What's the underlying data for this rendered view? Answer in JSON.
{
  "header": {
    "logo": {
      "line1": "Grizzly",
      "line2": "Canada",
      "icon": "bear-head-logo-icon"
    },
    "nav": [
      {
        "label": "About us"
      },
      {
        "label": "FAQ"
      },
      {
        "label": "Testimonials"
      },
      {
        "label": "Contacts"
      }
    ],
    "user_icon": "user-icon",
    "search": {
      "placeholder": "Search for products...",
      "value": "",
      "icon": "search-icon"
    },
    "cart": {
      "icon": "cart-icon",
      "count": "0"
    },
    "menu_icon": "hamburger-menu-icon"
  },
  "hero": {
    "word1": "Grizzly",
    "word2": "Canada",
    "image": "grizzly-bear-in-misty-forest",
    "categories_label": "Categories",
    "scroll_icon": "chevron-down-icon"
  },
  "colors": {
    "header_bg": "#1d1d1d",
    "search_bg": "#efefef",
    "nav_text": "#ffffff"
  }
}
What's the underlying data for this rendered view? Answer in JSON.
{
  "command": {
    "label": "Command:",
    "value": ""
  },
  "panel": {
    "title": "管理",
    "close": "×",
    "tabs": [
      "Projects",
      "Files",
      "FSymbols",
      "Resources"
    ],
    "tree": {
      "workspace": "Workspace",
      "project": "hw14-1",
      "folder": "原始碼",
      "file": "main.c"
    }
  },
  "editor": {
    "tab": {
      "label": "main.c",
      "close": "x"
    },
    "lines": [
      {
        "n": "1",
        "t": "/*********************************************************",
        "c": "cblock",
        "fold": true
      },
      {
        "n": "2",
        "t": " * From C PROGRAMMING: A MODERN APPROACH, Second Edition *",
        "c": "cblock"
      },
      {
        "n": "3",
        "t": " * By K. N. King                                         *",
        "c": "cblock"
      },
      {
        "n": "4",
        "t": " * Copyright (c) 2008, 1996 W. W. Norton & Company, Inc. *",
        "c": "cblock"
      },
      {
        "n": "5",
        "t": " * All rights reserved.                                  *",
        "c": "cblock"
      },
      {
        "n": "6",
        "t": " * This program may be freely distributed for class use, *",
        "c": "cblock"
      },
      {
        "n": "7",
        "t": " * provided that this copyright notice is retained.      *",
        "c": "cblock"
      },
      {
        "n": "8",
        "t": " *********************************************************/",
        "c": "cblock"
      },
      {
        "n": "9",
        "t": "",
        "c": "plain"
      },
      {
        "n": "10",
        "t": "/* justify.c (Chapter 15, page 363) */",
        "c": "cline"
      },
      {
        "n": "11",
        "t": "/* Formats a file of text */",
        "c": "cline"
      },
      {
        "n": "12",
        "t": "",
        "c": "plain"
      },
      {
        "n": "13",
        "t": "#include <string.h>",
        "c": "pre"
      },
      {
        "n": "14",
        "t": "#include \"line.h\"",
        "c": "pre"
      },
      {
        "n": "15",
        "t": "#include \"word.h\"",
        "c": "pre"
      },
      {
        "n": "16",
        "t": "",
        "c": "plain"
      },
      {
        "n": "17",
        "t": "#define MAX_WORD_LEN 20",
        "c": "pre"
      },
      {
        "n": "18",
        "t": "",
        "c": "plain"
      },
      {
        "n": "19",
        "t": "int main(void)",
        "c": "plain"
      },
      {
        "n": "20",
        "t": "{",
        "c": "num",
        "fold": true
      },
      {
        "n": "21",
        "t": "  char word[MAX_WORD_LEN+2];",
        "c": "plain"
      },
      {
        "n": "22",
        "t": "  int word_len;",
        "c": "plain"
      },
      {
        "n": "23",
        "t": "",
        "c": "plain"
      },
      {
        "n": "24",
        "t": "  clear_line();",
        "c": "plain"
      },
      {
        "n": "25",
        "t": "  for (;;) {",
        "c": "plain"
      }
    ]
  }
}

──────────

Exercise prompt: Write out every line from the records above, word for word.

Answer box:
What's the underlying data for this rendered view? Answer in JSON.
{
  "header": {
    "logo": {
      "line1": "Grizzly",
      "line2": "Canada",
      "icon": "bear-head-logo-icon"
    },
    "nav": [
      {
        "label": "About us"
      },
      {
        "label": "FAQ"
      },
      {
        "label": "Testimonials"
      },
      {
        "label": "Contacts"
      }
    ],
    "user_icon": "user-icon",
    "search": {
      "placeholder": "Search for products...",
      "value": "",
      "icon": "search-icon"
    },
    "cart": {
      "icon": "cart-icon",
      "count": "0"
    },
    "menu_icon": "hamburger-menu-icon"
  },
  "hero": {
    "word1": "Grizzly",
    "word2": "Canada",
    "image": "grizzly-bear-in-misty-forest",
    "categories_label": "Categories",
    "scroll_icon": "chevron-down-icon"
  },
  "colors": {
    "header_bg": "#1d1d1d",
    "search_bg": "#efefef",
    "nav_text": "#ffffff"
  }
}
What's the underlying data for this rendered view? Answer in JSON.
{
  "command": {
    "label": "Command:",
    "value": ""
  },
  "panel": {
    "title": "管理",
    "close": "×",
    "tabs": [
      "Projects",
      "Files",
      "FSymbols",
      "Resources"
    ],
    "tree": {
      "workspace": "Workspace",
      "project": "hw14-1",
      "folder": "原始碼",
      "file": "main.c"
    }
  },
  "editor": {
    "tab": {
      "label": "main.c",
      "close": "x"
    },
    "lines": [
      {
        "n": "1",
        "t": "/*********************************************************",
        "c": "cblock",
        "fold": true
      },
      {
        "n": "2",
        "t": " * From C PROGRAMMING: A MODERN APPROACH, Second Edition *",
        "c": "cblock"
      },
      {
        "n": "3",
        "t": " * By K. N. King                                         *",
        "c": "cblock"
      },
      {
        "n": "4",
        "t": " * Copyright (c) 2008, 1996 W. W. Norton & Company, Inc. *",
        "c": "cblock"
      },
      {
        "n": "5",
        "t": " * All rights reserved.                                  *",
        "c": "cblock"
      },
      {
        "n": "6",
        "t": " * This program may be freely distributed for class use, *",
        "c": "cblock"
      },
      {
        "n": "7",
        "t": " * provided that this copyright notice is retained.      *",
        "c": "cblock"
      },
      {
        "n": "8",
        "t": " *********************************************************/",
        "c": "cblock"
      },
      {
        "n": "9",
        "t": "",
        "c": "plain"
      },
      {
        "n": "10",
        "t": "/* justify.c (Chapter 15, page 363) */",
        "c": "cline"
      },
      {
        "n": "11",
        "t": "/* Formats a file of text */",
        "c": "cline"
      },
      {
        "n": "12",
        "t": "",
        "c": "plain"
      },
      {
        "n": "13",
        "t": "#include <string.h>",
        "c": "pre"
      },
      {
        "n": "14",
        "t": "#include \"line.h\"",
        "c": "pre"
      },
      {
        "n": "15",
        "t": "#include \"word.h\"",
        "c": "pre"
      },
      {
        "n": "16",
        "t": "",
        "c": "plain"
      },
      {
        "n": "17",
        "t": "#define MAX_WORD_LEN 20",
        "c": "pre"
      },
      {
        "n": "18",
        "t": "",
        "c": "plain"
      },
      {
        "n": "19",
        "t": "int main(void)",
        "c": "plain"
      },
      {
        "n": "20",
        "t": "{",
        "c": "num",
        "fold": true
      },
      {
        "n": "21",
        "t": "  char word[MAX_WORD_LEN+2];",
        "c": "plain"
      },
      {
        "n": "22",
        "t": "  int word_len;",
        "c": "plain"
      },
      {
        "n": "23",
        "t": "",
        "c": "plain"
      },
      {
        "n": "24",
        "t": "  clear_line();",
        "c": "plain"
      },
      {
        "n": "25",
        "t": "  for (;;) {",
        "c": "plain"
      }
    ]
  }
}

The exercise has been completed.